Love of the game, indeed.
The other, less bloody reason the athletic requirement of sport might be something we should rethink is that its presence denies a whole class of individuals the chance to play. There aren’t many athletic sports open to people like me. Yes, there’s the Paralympics but why should anyone have to do an Olympic amount of training to play for fun? If you’re thinking of the Special Olympics, that’s for individuals with mental disabilities, which is a whole other set of challenges that I have no experience in nor wish to speak for. Without a local team or athletic sport where I can play as a valued member or respected rival, and not just as the guy they let play because it makes everyone feel good, I’m left with little to no options for teamwork in a recreational environment. But if you consider the digital realm as a legitimate arena for sports, suddenly the field is wide open. And not just for people like me. For everyone.
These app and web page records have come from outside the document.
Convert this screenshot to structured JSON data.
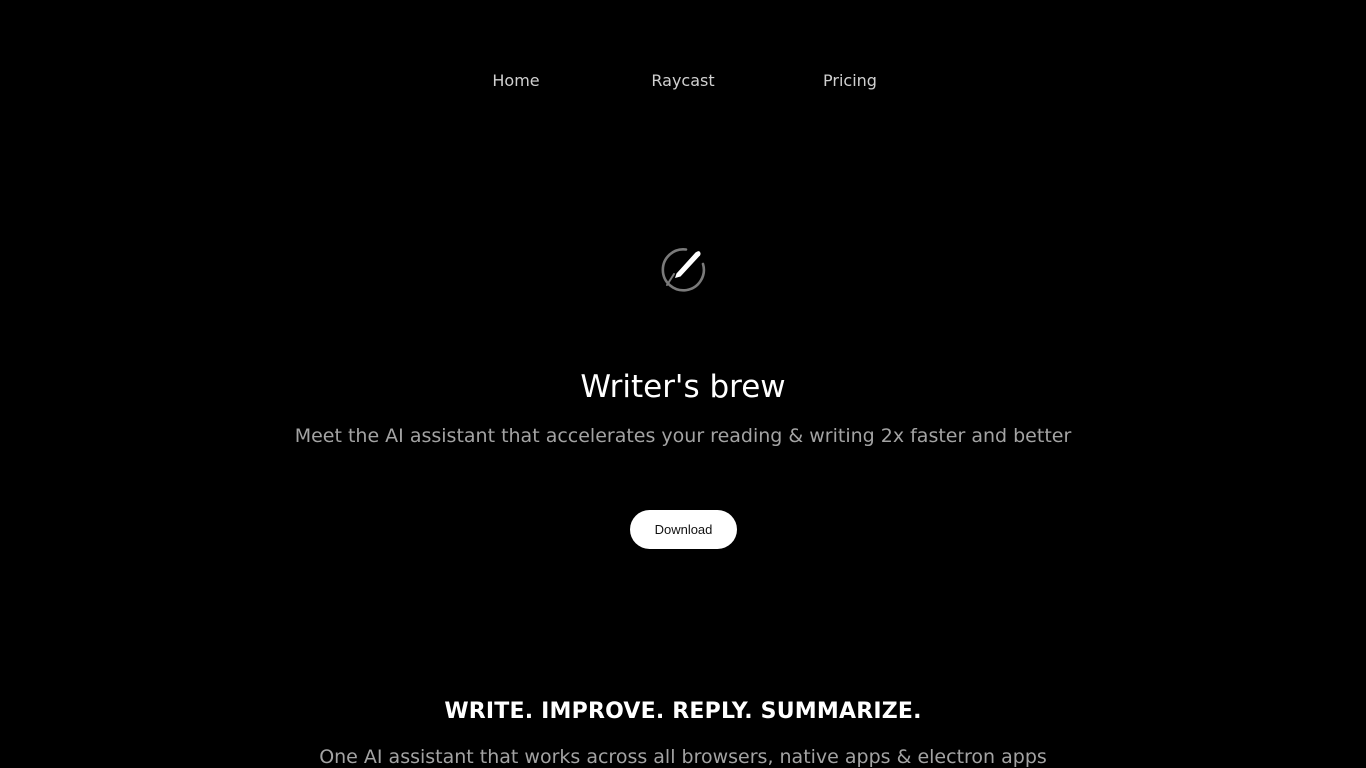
{
  "nav": {
    "items": [
      {
        "label": "Home"
      },
      {
        "label": "Raycast"
      },
      {
        "label": "Pricing"
      }
    ]
  },
  "hero": {
    "logo_icon": "pen-circle-icon",
    "title": "Writer's brew",
    "subtitle": "Meet the AI assistant that accelerates your reading & writing 2x faster and better",
    "download_label": "Download"
  },
  "features": {
    "tagline": "WRITE. IMPROVE. REPLY. SUMMARIZE.",
    "description": "One AI assistant that works across all browsers, native apps & electron apps"
  },
  "colors": {
    "background": "#000000",
    "title": "#ffffff",
    "muted_text": "#a3a3a3",
    "button_bg": "#ffffff",
    "button_text": "#111111"
  }
}
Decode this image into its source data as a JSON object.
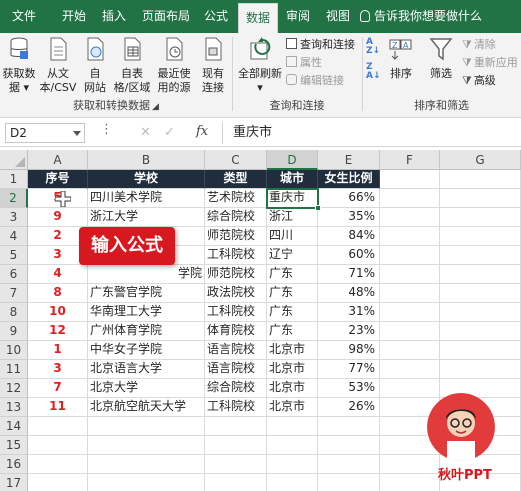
{
  "tabs": [
    "文件",
    "开始",
    "插入",
    "页面布局",
    "公式",
    "数据",
    "审阅",
    "视图"
  ],
  "active_tab": "数据",
  "tell_me": "告诉我你想要做什么",
  "ribbon": {
    "get_data": {
      "label1": "获取数",
      "label2": "据 ▾"
    },
    "from_text": {
      "label1": "从文",
      "label2": "本/CSV"
    },
    "from_web": {
      "label1": "自",
      "label2": "网站"
    },
    "from_table": {
      "label1": "自表",
      "label2": "格/区域"
    },
    "recent_sources": {
      "label1": "最近使",
      "label2": "用的源"
    },
    "existing_conn": {
      "label1": "现有",
      "label2": "连接"
    },
    "group1_label": "获取和转换数据",
    "refresh_all": {
      "label1": "全部刷新",
      "label2": "▾"
    },
    "queries_conn": "查询和连接",
    "properties": "属性",
    "edit_links": "编辑链接",
    "group2_label": "查询和连接",
    "sort": "排序",
    "filter": "筛选",
    "clear": "清除",
    "reapply": "重新应用",
    "advanced": "高级",
    "group3_label": "排序和筛选"
  },
  "formula_bar": {
    "name_box": "D2",
    "fx": "fx",
    "content": "重庆市"
  },
  "columns": [
    "A",
    "B",
    "C",
    "D",
    "E",
    "F",
    "G"
  ],
  "rows": [
    "1",
    "2",
    "3",
    "4",
    "5",
    "6",
    "7",
    "8",
    "9",
    "10",
    "11",
    "12",
    "13",
    "14",
    "15",
    "16",
    "17",
    "18"
  ],
  "sheet": {
    "headers": [
      "序号",
      "学校",
      "类型",
      "城市",
      "女生比例"
    ],
    "data": [
      [
        "5",
        "四川美术学院",
        "艺术院校",
        "重庆市",
        "66%"
      ],
      [
        "9",
        "浙江大学",
        "综合院校",
        "浙江",
        "35%"
      ],
      [
        "2",
        "",
        "师范院校",
        "四川",
        "84%"
      ],
      [
        "3",
        "",
        "工科院校",
        "辽宁",
        "60%"
      ],
      [
        "4",
        "学院",
        "师范院校",
        "广东",
        "71%"
      ],
      [
        "8",
        "广东警官学院",
        "政法院校",
        "广东",
        "48%"
      ],
      [
        "10",
        "华南理工大学",
        "工科院校",
        "广东",
        "31%"
      ],
      [
        "12",
        "广州体育学院",
        "体育院校",
        "广东",
        "23%"
      ],
      [
        "1",
        "中华女子学院",
        "语言院校",
        "北京市",
        "98%"
      ],
      [
        "3",
        "北京语言大学",
        "语言院校",
        "北京市",
        "77%"
      ],
      [
        "7",
        "北京大学",
        "综合院校",
        "北京市",
        "53%"
      ],
      [
        "11",
        "北京航空航天大学",
        "工科院校",
        "北京市",
        "26%"
      ]
    ]
  },
  "callout": "输入公式",
  "logo_text": "秋叶PPT",
  "colors": {
    "excel_green": "#217346",
    "header_fill": "#1f2d3d",
    "number_red": "#e02020",
    "callout_red": "#d7191f"
  }
}
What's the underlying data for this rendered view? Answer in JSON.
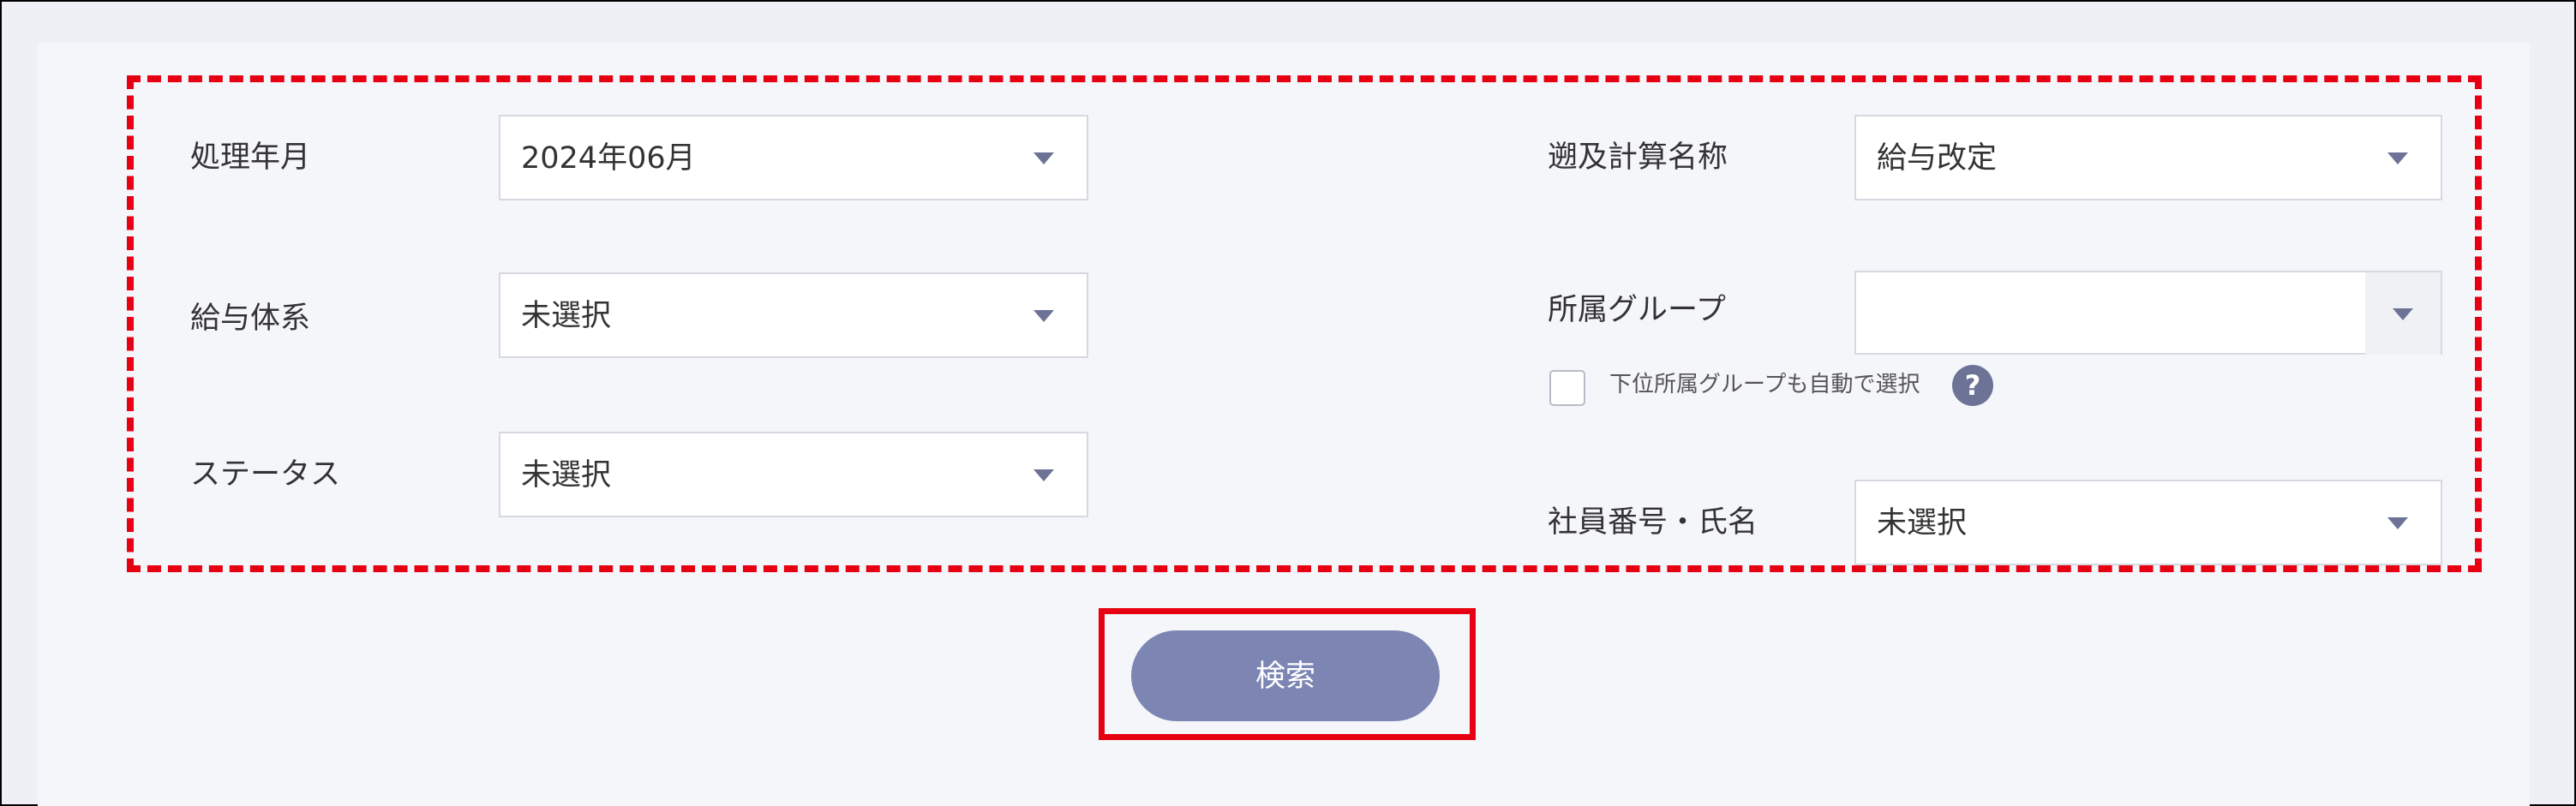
{
  "form": {
    "processing_month": {
      "label": "処理年月",
      "value": "2024年06月"
    },
    "pay_system": {
      "label": "給与体系",
      "value": "未選択"
    },
    "status": {
      "label": "ステータス",
      "value": "未選択"
    },
    "retro_calc_name": {
      "label": "遡及計算名称",
      "value": "給与改定"
    },
    "affiliation_group": {
      "label": "所属グループ",
      "value": "",
      "auto_select_label": "下位所属グループも自動で選択",
      "auto_select_checked": false,
      "help_symbol": "?"
    },
    "employee": {
      "label": "社員番号・氏名",
      "value": "未選択"
    }
  },
  "search_button": {
    "label": "検索"
  },
  "colors": {
    "highlight_red": "#e60012",
    "button_bg": "#7d86b3",
    "arrow": "#6c7396",
    "panel_bg": "#f5f6fa"
  }
}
Understandably, you may still not agree with designating certain digital games as sports, but don’t feel too bad. I’ll assume it’s because of your concussion and not your wish to promote inequality. There, have I snarked on enough guilt yet?
Concussed or not, please understand this. I’m not calling for the destruction of current, athletic sports nor am I suggesting we make allowances for lack of skill, talent, or capability. Sports are built on everyone playing by the same rules, right? What I’m advocating is that, in our hearts, we revise the definition of sports to one that includes any regulated competition with a robust strategy element regardless of athletic component. By updating the way we think and talk about sports we not only take a step closer to a more inclusive society, we also give a measure of acceptance to the competitive spirits of people who can’t play the athletic games we idolize. Doesn’t mean you have to take these new sports seriously, all I’m asking is that you give digital games the space to earn your respect.
Still not satisfied? Me either, because sports, like pornography, defy a plain definition.
You know it when you see it.
There’s an intangible, almost mystic quality to the experience of sports, whether playing or watching, that can’t be contained in a dry statement. It’s possible what we’re missing is the most important part of what makes sports something we hold dear. Ignore the mechanics, the money or the integrity of the game. What’s left? The stories. The myths. The legends. Few fans can recite all the changes to baseball over the years, but everyone knows Babe Ruth pointed to the stands and knocked the next pitch out of the park. We celebrate victory, defeat, close calls, and unbelievable plays by retelling them over and over. Maybe what makes something a sport isn’t any of our prerequisites. Perhaps what we need to gain acceptance isn’t a revision of the definition as much as it is the presentation of a narrative. A story is a powerful thing.
Pack your parka, we’re headed North to Icecrown stadium. The Frost Bowl awaits.
The concluding Part Three can be found here.